We are saddened by the news that Professor Charles Grivel has passed away. He was a mentor to many scholars working on Literature and Media studies, and was a tutelary figure in our international association devoted to the study of Popular and Media cultures, the LPCM,
He will also be remembered as an outstanding and inspirational researcher, who pioneered studies of marginalised cultural forms, and who promoted innovative and firmly theoretically grounded approaches. His important dissertation, Production de l’intérêt romanesque. Un état du texte (1870-1880, un essai de constitution de sa théorie), La Haye-Paris, Mouton, 1973, was republished online in 2010, as a special issue of the Journal Belphégor (9.2: 2010). This was a structural study of 200 novels, which were representative of the 3239 published in Paris between 1870 and 1880. It offered a new taxonomy of novel types, one based not upon literary merit, but one focused on the distinction between various levels of consumption. The application of a materialist approach to a big corpus of novels laid the foundation for much of our own work using Big Data technologies. Our AHRC project, Visualising European Crime Fiction, which formed part of the Digital transformations in the Humanities framework call, is indebted to Grivel’s work and influence.

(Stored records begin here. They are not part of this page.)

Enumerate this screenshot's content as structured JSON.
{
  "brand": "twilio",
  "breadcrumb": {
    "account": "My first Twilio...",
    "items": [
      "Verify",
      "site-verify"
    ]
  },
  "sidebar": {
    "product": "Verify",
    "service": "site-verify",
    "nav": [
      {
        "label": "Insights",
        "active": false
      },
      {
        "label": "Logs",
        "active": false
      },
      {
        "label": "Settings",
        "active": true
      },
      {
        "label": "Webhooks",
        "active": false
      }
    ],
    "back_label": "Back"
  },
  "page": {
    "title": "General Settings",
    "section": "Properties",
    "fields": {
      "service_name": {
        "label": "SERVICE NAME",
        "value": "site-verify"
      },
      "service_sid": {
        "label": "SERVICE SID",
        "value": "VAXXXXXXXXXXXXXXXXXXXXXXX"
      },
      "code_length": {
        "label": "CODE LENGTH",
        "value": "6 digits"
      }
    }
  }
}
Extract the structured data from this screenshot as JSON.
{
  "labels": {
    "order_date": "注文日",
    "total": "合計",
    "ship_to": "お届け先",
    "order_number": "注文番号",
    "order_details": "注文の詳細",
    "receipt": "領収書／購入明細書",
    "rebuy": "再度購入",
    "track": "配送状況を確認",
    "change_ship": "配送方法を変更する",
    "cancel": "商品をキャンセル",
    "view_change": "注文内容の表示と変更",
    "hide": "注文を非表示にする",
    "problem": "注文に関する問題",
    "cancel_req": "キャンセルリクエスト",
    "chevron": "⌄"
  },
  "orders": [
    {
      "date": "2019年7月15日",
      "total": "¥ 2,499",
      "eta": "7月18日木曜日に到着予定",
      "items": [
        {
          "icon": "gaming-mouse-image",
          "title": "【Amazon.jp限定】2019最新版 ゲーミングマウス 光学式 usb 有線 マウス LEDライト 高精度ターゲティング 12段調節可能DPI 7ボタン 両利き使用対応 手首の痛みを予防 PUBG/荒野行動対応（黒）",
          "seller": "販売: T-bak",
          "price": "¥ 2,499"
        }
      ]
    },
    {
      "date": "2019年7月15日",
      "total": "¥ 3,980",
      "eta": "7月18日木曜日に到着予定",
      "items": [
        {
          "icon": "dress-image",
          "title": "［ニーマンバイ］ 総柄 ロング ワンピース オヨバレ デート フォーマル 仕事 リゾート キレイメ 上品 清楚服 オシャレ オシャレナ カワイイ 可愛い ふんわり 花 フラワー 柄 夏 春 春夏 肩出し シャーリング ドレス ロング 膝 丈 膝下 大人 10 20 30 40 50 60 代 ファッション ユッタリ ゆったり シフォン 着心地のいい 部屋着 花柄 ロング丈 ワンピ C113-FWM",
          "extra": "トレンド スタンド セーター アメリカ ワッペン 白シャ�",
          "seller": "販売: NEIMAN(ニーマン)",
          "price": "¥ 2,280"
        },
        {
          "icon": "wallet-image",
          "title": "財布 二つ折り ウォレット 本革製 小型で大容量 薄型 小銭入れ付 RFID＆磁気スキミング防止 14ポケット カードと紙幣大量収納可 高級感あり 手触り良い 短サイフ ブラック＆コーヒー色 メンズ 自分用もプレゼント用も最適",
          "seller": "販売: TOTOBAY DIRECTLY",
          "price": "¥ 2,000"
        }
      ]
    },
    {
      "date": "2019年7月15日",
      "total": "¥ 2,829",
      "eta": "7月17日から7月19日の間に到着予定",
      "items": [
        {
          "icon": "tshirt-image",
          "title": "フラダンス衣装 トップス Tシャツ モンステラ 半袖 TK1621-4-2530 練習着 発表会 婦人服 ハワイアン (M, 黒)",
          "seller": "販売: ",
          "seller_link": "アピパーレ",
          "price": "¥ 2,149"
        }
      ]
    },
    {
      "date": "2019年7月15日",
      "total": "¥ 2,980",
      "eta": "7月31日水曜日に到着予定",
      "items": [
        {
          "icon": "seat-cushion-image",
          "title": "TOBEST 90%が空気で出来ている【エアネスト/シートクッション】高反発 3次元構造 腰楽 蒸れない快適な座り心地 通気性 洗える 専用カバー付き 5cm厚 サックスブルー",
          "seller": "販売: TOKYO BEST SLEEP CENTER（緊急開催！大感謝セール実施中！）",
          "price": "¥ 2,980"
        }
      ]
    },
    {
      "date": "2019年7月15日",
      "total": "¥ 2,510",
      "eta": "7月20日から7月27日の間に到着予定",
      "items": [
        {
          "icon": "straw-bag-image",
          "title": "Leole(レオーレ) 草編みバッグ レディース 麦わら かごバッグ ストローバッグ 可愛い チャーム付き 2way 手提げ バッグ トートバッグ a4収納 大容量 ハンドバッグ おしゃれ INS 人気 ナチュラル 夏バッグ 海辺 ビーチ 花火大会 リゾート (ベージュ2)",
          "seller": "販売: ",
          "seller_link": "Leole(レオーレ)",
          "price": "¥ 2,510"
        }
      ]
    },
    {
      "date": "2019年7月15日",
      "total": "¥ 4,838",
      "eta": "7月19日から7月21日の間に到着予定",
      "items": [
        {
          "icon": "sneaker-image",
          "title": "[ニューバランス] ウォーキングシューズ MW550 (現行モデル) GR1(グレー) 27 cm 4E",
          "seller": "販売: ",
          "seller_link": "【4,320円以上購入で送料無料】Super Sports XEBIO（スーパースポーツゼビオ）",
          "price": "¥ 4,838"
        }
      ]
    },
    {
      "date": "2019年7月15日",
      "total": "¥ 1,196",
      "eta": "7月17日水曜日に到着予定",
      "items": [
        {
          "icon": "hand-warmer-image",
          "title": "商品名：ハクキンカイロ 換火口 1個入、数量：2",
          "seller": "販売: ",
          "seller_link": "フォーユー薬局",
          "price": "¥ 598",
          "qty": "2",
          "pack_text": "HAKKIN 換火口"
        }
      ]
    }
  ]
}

His texts survive and will continue to inspire students and academics in Europe and elsewhere.
Production de l’intérêt romanesque and its companion volume can be downloaded freely from Belphégor: Littérature Populaire et Culture Médiatique. 9.2 (2010) :
A list of Charles Grivel’s publications is available on the webpage of the University Mannheim :
For a list of (hit and miss) links to Web pages referring to works by Charles Grivel see : Grivel on the web http://egrivel.tripod.com/link1.html